The traffic models mainly deal with two main parameters for modelling and understanding the network behaviour, namely the packet sizes and the packet inter-arrival distributions. The packet inter-arrival times are particularly significant since it gives the timing structure of the network, evaluates the effect of Round Trip Time on the network, provides a good idea of the underlying network protocol and application, and also highlights any abnormal or unexpected behaviour of the network, thus making it extremely useful for network forensics. Traditionally Poisson distribution and Pareto distribution models have been used to model the packet arrival times. Eventually Markov Models also became a popular method of modelling traffic as each state in the Markov Model can be associated with a packet source in the network, and the network can be modelled with a finite number of sources, with exponential inter-arrival times of packets. The simplest Markov Model, a two-state Markov Model based on the packet inter-arrival times can be associated with a client-server model where a REQ packet is acknowledged with an ACK packet. Model complexity increases with increasing number of states and we initially show how some measured results can be better represented by simplified low order Semi-Markov Models with Gaussian distributions derived from the Poisson Markov Models.
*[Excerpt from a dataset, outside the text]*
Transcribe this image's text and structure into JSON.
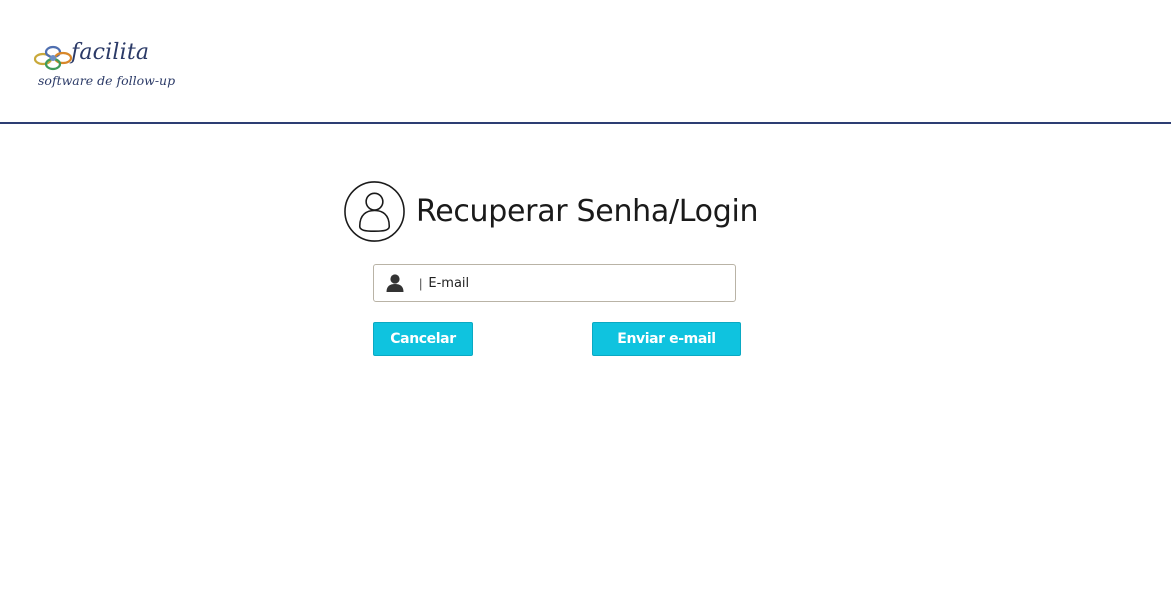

The use of Joint density plots (Second order statistics) for the Inter-packet times, reveals that there is a lot more information available from them which the first order statistics do not provide, such as presence of periodic processes and the order of the packet sequences. For example, a TCP packet in one direction is always likely to be followed by an ACK packet in the other direction, and while this is not indicated by first order statistics, it can be easily observed with the use of second order statistics. To stress the significance of the joint density plots, we show how two Markov Models with states emitting packets randomly and in sequence respectively have exactly the same Probability Density plots, yet totally different Joint density plots which provide information on the underlying sequence of packets in the network. We also show how these Markov Models can be used to model other specific features observed from the measured second order statistics and present relevant conclusions.

Contact: Richard G. Clegg (richard@richardclegg.org) or Keith Briggs ()